So when it comes to raising a dog of any kind, nurture can override nature. In the words of the infamous pit bull advocate and dog trainer Cesar Millan, exercise, proper discipline and affection will always create a happy and balanced dog. Walmer says that people need to consider these responsibilities and take them seriously before owning a dog. She adds that ample time and effort needs to be invested by owners into their dogs to ensure that they lead the best life possible.
At the end of the day, there really is nothing better than coming home to my gentle giant for a long snuggle on the couch.
Correction: In the second last paragraph, Cesar Millan was incorrectly spelled. The Calgary Journal regrets the error.
What do you think?
First BSL does not work - There are inherent problems in trying to determine a dog's breed, making enforcement of breed-specific legislation difficult at best.
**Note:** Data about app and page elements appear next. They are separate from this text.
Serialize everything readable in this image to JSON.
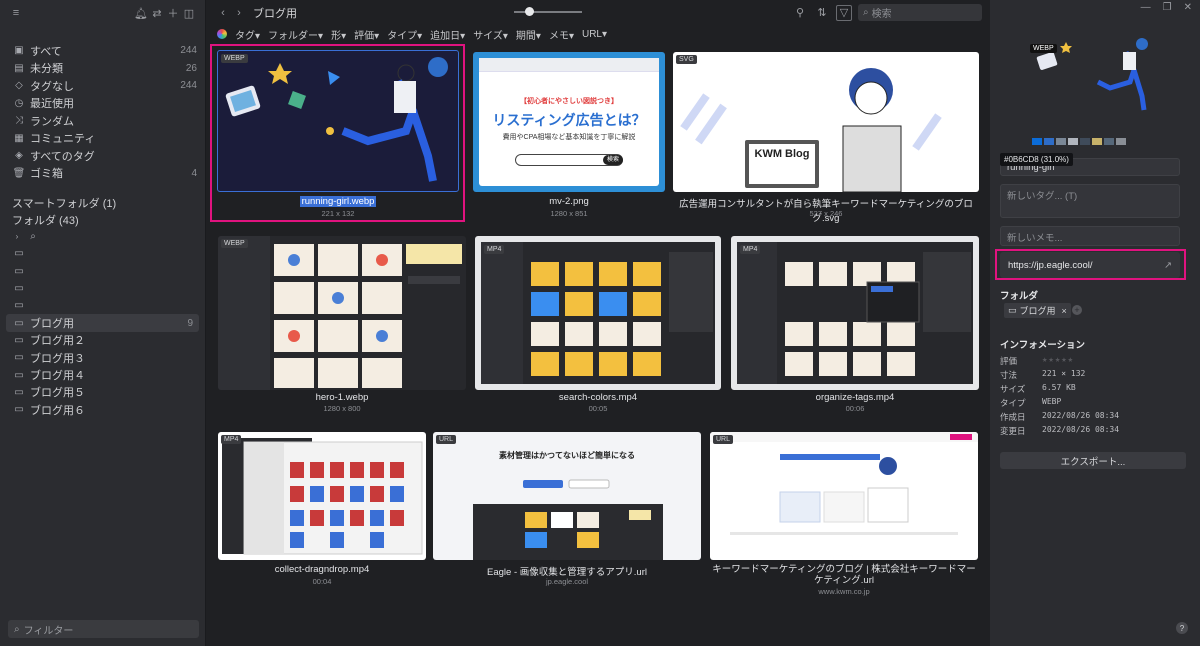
{
  "sidebar": {
    "nav": [
      {
        "label": "すべて",
        "count": "244",
        "icon": "all-icon"
      },
      {
        "label": "未分類",
        "count": "26",
        "icon": "unsorted-icon"
      },
      {
        "label": "タグなし",
        "count": "244",
        "icon": "untagged-icon"
      },
      {
        "label": "最近使用",
        "count": "",
        "icon": "recent-icon"
      },
      {
        "label": "ランダム",
        "count": "",
        "icon": "random-icon"
      },
      {
        "label": "コミュニティ",
        "count": "",
        "icon": "community-icon"
      },
      {
        "label": "すべてのタグ",
        "count": "",
        "icon": "tags-icon"
      },
      {
        "label": "ゴミ箱",
        "count": "4",
        "icon": "trash-icon"
      }
    ],
    "smart_folders": "スマートフォルダ (1)",
    "folders_title": "フォルダ (43)",
    "folders": [
      {
        "label": "",
        "count": ""
      },
      {
        "label": "",
        "count": ""
      },
      {
        "label": "",
        "count": ""
      },
      {
        "label": "",
        "count": ""
      },
      {
        "label": "ブログ用",
        "count": "9"
      },
      {
        "label": "ブログ用２",
        "count": ""
      },
      {
        "label": "ブログ用３",
        "count": ""
      },
      {
        "label": "ブログ用４",
        "count": ""
      },
      {
        "label": "ブログ用５",
        "count": ""
      },
      {
        "label": "ブログ用６",
        "count": ""
      }
    ],
    "filter_placeholder": "フィルター"
  },
  "toolbar": {
    "breadcrumb": "ブログ用",
    "search_placeholder": "検索"
  },
  "filters": [
    "タグ",
    "フォルダー",
    "形",
    "評価",
    "タイプ",
    "追加日",
    "サイズ",
    "期間",
    "メモ",
    "URL"
  ],
  "items": [
    {
      "name": "running-girl.webp",
      "sub": "221 x 132",
      "badge": "WEBP"
    },
    {
      "name": "mv-2.png",
      "sub": "1280 x 851",
      "badge": ""
    },
    {
      "name": "広告運用コンサルタントが自ら執筆キーワードマーケティングのブログ.svg",
      "sub": "527 x 246",
      "badge": "SVG"
    },
    {
      "name": "hero-1.webp",
      "sub": "1280 x 800",
      "badge": "WEBP"
    },
    {
      "name": "search-colors.mp4",
      "sub": "00:05",
      "badge": "MP4"
    },
    {
      "name": "organize-tags.mp4",
      "sub": "00:06",
      "badge": "MP4"
    },
    {
      "name": "collect-dragndrop.mp4",
      "sub": "00:04",
      "badge": "MP4"
    },
    {
      "name": "Eagle - 画像収集と管理するアプリ.url",
      "sub": "jp.eagle.cool",
      "badge": "URL"
    },
    {
      "name": "キーワードマーケティングのブログ | 株式会社キーワードマーケティング.url",
      "sub": "www.kwm.co.jp",
      "badge": "URL"
    }
  ],
  "mv2": {
    "tag": "【初心者にやさしい図説つき】",
    "title": "リスティング広告とは？",
    "subtitle": "費用やCPA相場など基本知識を丁寧に解説",
    "btn": "検索"
  },
  "kwm_blog": "KWM Blog",
  "eagle_hero": "素材管理はかつてないほど簡単になる",
  "panel": {
    "tooltip": "#0B6CD8 (31.0%)",
    "name_value": "running-girl",
    "tag_placeholder": "新しいタグ... (T)",
    "memo_placeholder": "新しいメモ...",
    "url_value": "https://jp.eagle.cool/",
    "folder_title": "フォルダ",
    "folder_chip": "ブログ用",
    "info_title": "インフォメーション",
    "info": [
      {
        "k": "評価",
        "v": "★★★★★"
      },
      {
        "k": "寸法",
        "v": "221 × 132"
      },
      {
        "k": "サイズ",
        "v": "6.57 KB"
      },
      {
        "k": "タイプ",
        "v": "WEBP"
      },
      {
        "k": "作成日",
        "v": "2022/08/26 08:34"
      },
      {
        "k": "変更日",
        "v": "2022/08/26 08:34"
      }
    ],
    "export_label": "エクスポート...",
    "palette": [
      "#0b6cd8",
      "#2e6dc8",
      "#7a8796",
      "#b0b5bd",
      "#3f4b5a",
      "#c7b26a",
      "#56687a",
      "#8a8f96"
    ]
  },
  "colors": {
    "highlight": "#e0137f",
    "selected_label": "#3a6fd6"
  }
}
Fatal attacks represent a very small portion of bite-related injuries and should not be the major factor driving public policy.Non-breed-specific legislation already exists and offers promise for the prevention of dog bites. Places I which BSL is part of legislation it is constantly being challenged, a decade later in some places, It has never been shown to minimize dog bites, I cost tax payers to both implement and defend, People who are responsible Guardians to the breed as I am will always support our family members, People in Australia have taken their individual cases to their supreme court at a personal cost of up to $40,000
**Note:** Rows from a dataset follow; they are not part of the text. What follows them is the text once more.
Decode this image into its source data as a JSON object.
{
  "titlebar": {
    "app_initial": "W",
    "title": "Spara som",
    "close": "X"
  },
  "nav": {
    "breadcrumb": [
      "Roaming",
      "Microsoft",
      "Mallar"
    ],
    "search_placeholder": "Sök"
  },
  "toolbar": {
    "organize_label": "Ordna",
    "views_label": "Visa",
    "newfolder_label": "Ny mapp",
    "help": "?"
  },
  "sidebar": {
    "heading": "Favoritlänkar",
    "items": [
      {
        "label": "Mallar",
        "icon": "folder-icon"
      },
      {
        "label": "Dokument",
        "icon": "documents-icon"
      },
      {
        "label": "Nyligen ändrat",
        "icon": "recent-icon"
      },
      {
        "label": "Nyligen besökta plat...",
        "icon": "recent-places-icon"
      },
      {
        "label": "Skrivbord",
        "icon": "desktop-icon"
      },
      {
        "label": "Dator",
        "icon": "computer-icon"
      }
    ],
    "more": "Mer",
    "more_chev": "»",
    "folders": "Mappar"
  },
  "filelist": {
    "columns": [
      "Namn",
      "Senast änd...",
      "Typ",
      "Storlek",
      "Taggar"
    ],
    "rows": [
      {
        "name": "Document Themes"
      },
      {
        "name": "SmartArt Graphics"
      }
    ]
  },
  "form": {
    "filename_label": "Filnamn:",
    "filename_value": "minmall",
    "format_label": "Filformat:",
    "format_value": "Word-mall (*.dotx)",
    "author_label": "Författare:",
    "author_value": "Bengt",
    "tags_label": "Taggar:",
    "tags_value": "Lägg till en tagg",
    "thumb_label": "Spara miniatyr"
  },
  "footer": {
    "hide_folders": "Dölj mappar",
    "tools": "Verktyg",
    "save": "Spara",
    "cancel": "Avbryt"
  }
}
Keera was an Ontario rescue dog and came to me from a awful background near as anyone can tell.
But she us the most loving,loyal cuddler dog.
She thinks she is a lapdog, but loves to cuddle on the sofa and
Sleep with me. Truck rides and going to work with Dad is what she loves.
Pitbulls are the current favorite demon dogs for the media to sensationalize and put all of this breed in a bad light.
I would rather have my Keera girl over any other thing.
She is a part of my family and will be so forever.
Thank you again,
I have a pit bull myself, his name is Bronson and he's the sweetest, biggest baby ever! I am also constantly telling people - it's okay he's friendly, he just wants to be pet! I am constantly defending the breed as well!!
So again, thank you for such a well written article about such a wonderful breed :)
I've dog-sat for two massive pit bulls now, and I must say that they were the most cuddly, loving, and loyal dogs I have taken care of. I've seen many at the dog park, and they are so well behaved! They are just strong and energetic like you mentioned, and little dogs can get a bit scared by some of them if the pit bulls are exerting an intense energy!
When you hear about Pit Bull attacks, you can nearly ALWAYS trace it back to the owners.If you don't know how to properly care for a pit bull - OR ANY breed for that matter - it can have behavioural issues.
In the 70s, dobermans were the "bad" dogs, In the 80s it was German shepherds, in the 90s it was rottweilers... Now, it's pit bulls. Such a shame. When will people start to blame the owners and not the breed?
A good article from Cesar Millan on how pit bulls came to have such a bad reputation - http://www.cesarsway.com/dogbehavior/basics/How-Did-Pit-Bulls-Get-a-Bad-Rap